Frequencies (in this context) are always positive, so difference here means absoloute value of the difference.

In this case the filters are not shown, but from the frequencies labeled on the diagram they are clearly always taking the difference and filtering out the sum.

So writing this out as equations.

$$f_\mathrm{if1} = |f_\mathrm{sig}-f_\mathrm{lo1}|$$

$$f_\mathrm{if2} = |f_\mathrm{if1}-f_\mathrm{lo2}|$$

$$f_\mathrm{if3} = |f_\mathrm{if2}-f_\mathrm{lo3}|$$

If we combined these equations together and tried to solve them we would end up with 8 possible soloutions for $f_\mathrm{sig}$ in terms of $f_\mathrm{if3}$. Which of those 8 soloutions is correct? well we need to go back to our diagram.

$$f_\mathrm{sig} < f_\mathrm{lo1} \rightarrow f_\mathrm{if1} = f_\mathrm{lo1} - f_\mathrm{sig}$$

$$f_\mathrm{if1} > f_\mathrm{lo2} \rightarrow f_\mathrm{if2} = f_\mathrm{if1} - f_\mathrm{lo2}$$

$$f_\mathrm{if2} > F_\mathrm{lo3} \rightarrow f_\mathrm{if3} = f_\mathrm{if2} - f_\mathrm{lo3}$$

Combing these equations.

$$f_\mathrm{if3} = ((f_\mathrm{lo1} - f_\mathrm{sig}) - f_\mathrm{lo2})- f_\mathrm{lo3}$$

Getting rid of the brackets.

$$f_\mathrm{if3} = f_\mathrm{lo1} - f_\mathrm{sig} - f_\mathrm{lo2}- f_\mathrm{lo3}$$

Rearrange to make $f_\mathrm{sig}$ the subject.

$$f_\mathrm{sig} = f_\mathrm{lo1} - f_\mathrm{lo2}- f_\mathrm{lo3} - f_\mathrm{if3}$$

Which is equvilent to

$$f_\mathrm{sig} = f_\mathrm{lo1} - (f_\mathrm{lo2} + f_\mathrm{lo3} + f_\mathrm{if3})$$

P.S curiously the diagram labels the first Lo as 5.1 to 8.7 GHz but to get the frequencies shown in the rest of the diagram would require a first LO of 8.7225 GHz.

Looks like you didn't properly select the mixer outputs. You also have to make sure the frequency is always positive. The output of the mixer is both the sum and the difference, but the difference is really the absolute value of the difference or the higher frequency minus the lower frequency. Here's how it works:

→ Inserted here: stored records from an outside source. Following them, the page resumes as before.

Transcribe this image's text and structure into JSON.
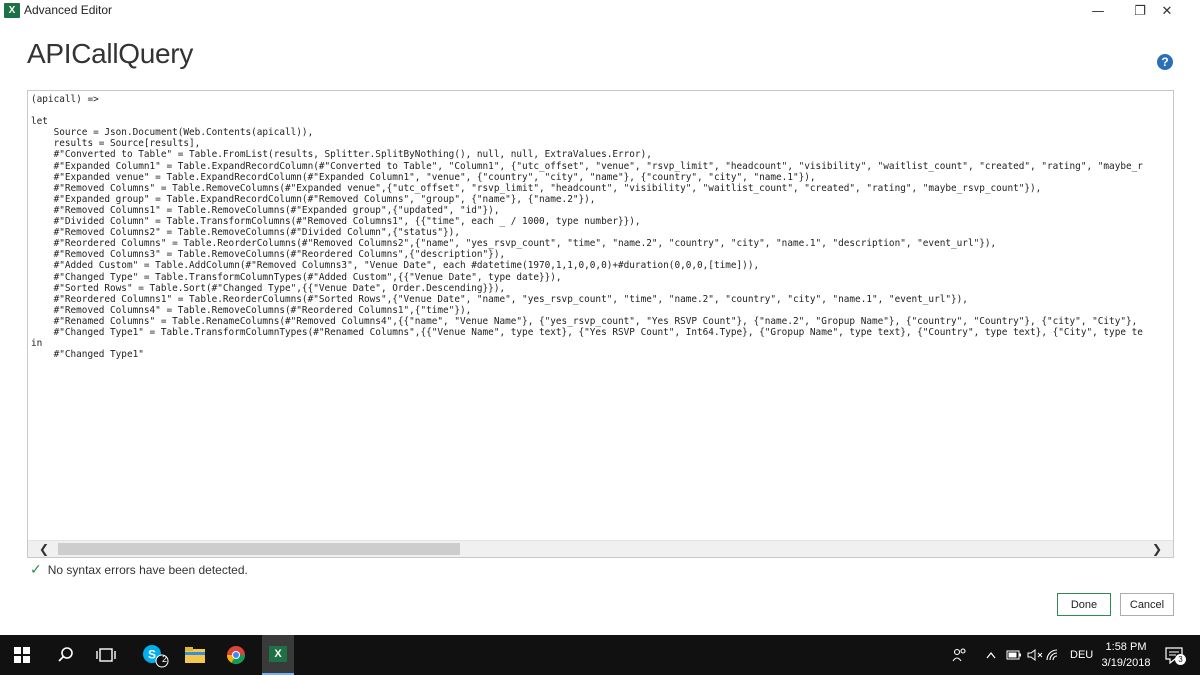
{
  "window": {
    "title": "Advanced Editor",
    "app_icon_glyph": "X",
    "minimize_glyph": "—",
    "maximize_glyph": "❐",
    "close_glyph": "✕"
  },
  "header": {
    "query_name": "APICallQuery",
    "help_glyph": "?"
  },
  "editor": {
    "lines": [
      "(apicall) =>",
      "",
      "let",
      "    Source = Json.Document(Web.Contents(apicall)),",
      "    results = Source[results],",
      "    #\"Converted to Table\" = Table.FromList(results, Splitter.SplitByNothing(), null, null, ExtraValues.Error),",
      "    #\"Expanded Column1\" = Table.ExpandRecordColumn(#\"Converted to Table\", \"Column1\", {\"utc_offset\", \"venue\", \"rsvp_limit\", \"headcount\", \"visibility\", \"waitlist_count\", \"created\", \"rating\", \"maybe_r",
      "    #\"Expanded venue\" = Table.ExpandRecordColumn(#\"Expanded Column1\", \"venue\", {\"country\", \"city\", \"name\"}, {\"country\", \"city\", \"name.1\"}),",
      "    #\"Removed Columns\" = Table.RemoveColumns(#\"Expanded venue\",{\"utc_offset\", \"rsvp_limit\", \"headcount\", \"visibility\", \"waitlist_count\", \"created\", \"rating\", \"maybe_rsvp_count\"}),",
      "    #\"Expanded group\" = Table.ExpandRecordColumn(#\"Removed Columns\", \"group\", {\"name\"}, {\"name.2\"}),",
      "    #\"Removed Columns1\" = Table.RemoveColumns(#\"Expanded group\",{\"updated\", \"id\"}),",
      "    #\"Divided Column\" = Table.TransformColumns(#\"Removed Columns1\", {{\"time\", each _ / 1000, type number}}),",
      "    #\"Removed Columns2\" = Table.RemoveColumns(#\"Divided Column\",{\"status\"}),",
      "    #\"Reordered Columns\" = Table.ReorderColumns(#\"Removed Columns2\",{\"name\", \"yes_rsvp_count\", \"time\", \"name.2\", \"country\", \"city\", \"name.1\", \"description\", \"event_url\"}),",
      "    #\"Removed Columns3\" = Table.RemoveColumns(#\"Reordered Columns\",{\"description\"}),",
      "    #\"Added Custom\" = Table.AddColumn(#\"Removed Columns3\", \"Venue Date\", each #datetime(1970,1,1,0,0,0)+#duration(0,0,0,[time])),",
      "    #\"Changed Type\" = Table.TransformColumnTypes(#\"Added Custom\",{{\"Venue Date\", type date}}),",
      "    #\"Sorted Rows\" = Table.Sort(#\"Changed Type\",{{\"Venue Date\", Order.Descending}}),",
      "    #\"Reordered Columns1\" = Table.ReorderColumns(#\"Sorted Rows\",{\"Venue Date\", \"name\", \"yes_rsvp_count\", \"time\", \"name.2\", \"country\", \"city\", \"name.1\", \"event_url\"}),",
      "    #\"Removed Columns4\" = Table.RemoveColumns(#\"Reordered Columns1\",{\"time\"}),",
      "    #\"Renamed Columns\" = Table.RenameColumns(#\"Removed Columns4\",{{\"name\", \"Venue Name\"}, {\"yes_rsvp_count\", \"Yes RSVP Count\"}, {\"name.2\", \"Gropup Name\"}, {\"country\", \"Country\"}, {\"city\", \"City\"},",
      "    #\"Changed Type1\" = Table.TransformColumnTypes(#\"Renamed Columns\",{{\"Venue Name\", type text}, {\"Yes RSVP Count\", Int64.Type}, {\"Gropup Name\", type text}, {\"Country\", type text}, {\"City\", type te",
      "in",
      "    #\"Changed Type1\""
    ],
    "scroll_left_glyph": "❮",
    "scroll_right_glyph": "❯"
  },
  "status": {
    "check_glyph": "✓",
    "message": "No syntax errors have been detected."
  },
  "buttons": {
    "done": "Done",
    "cancel": "Cancel"
  },
  "taskbar": {
    "skype_badge": "2",
    "excel_label": "X",
    "language": "DEU",
    "time": "1:58 PM",
    "date": "3/19/2018",
    "notification_count": "3"
  },
  "colors": {
    "excel_green": "#1e7145",
    "help_blue": "#2a6fb8",
    "check_green": "#2e8b57",
    "taskbar_bg": "#111111"
  }
}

At the input, you have $f_{sig}$. This is low pass filtered at 3.6 GHz and mixed with $f_{LO1}$. The result is $f_{LO1} + f_{sig}$ and $f_{LO1} - f_{sig}$. This is bandpass filtered at 5.1225 GHz. Since $f_{LO1}$ ranges from 5.1 to 8.7 GHz, the output of the filter must correspond to $f_{LO1} - f_{sig}$.

At the second mixer, $f_{LO1} - f_{sig}$ is mixed with a fixed $f_{LO2}$ of 4.8 GHz. The result is $f_{LO1} - f_{sig} + f_{LO2}$ and $f_{LO1} - f_{sig} - f_{LO2}$. This is bandpass filtered at 322.5 MHz, so only $f_{LO1} - f_{sig} - f_{LO2}$ passes through the filter.

At the third mixer, $f_{LO1} - f_{sig} - f_{LO2}$ is mixed with a fixed $f_{LO3}$ of 300 MHz. The result is $f_{LO1} - f_{sig} - f_{LO2} + f_{LO3}$ and $f_{LO1} - f_{sig} - f_{LO2} - f_{LO3}$. This is bandpass filtered at 22.5 MHz, so only $f_{LO1} - f_{sig} - f_{LO2} - f_{LO3}$ passes through the filter. So $f_{finalIF} = f_{LO1} - f_{sig} - f_{LO2} - f_{LO3}$.

Reordering that results in $f_{sig} = f_{LO1} - (f_{LO2} + f_{LO3} + f_{finalIF})$, which matches the documentation.

As for your second question, the first IF is just the signal after the first mixer. $f_{firstIF} = f_{LO1} - f_{sig}$. If you substitute that, you get $f_{finalIF} = f_{firstIF} - f_{LO2} - f_{LO3}$, which rearranges to $f_{firstIF} = f_{finalIF} + f_{LO2} + f_{LO3}$, which also matches the documentation.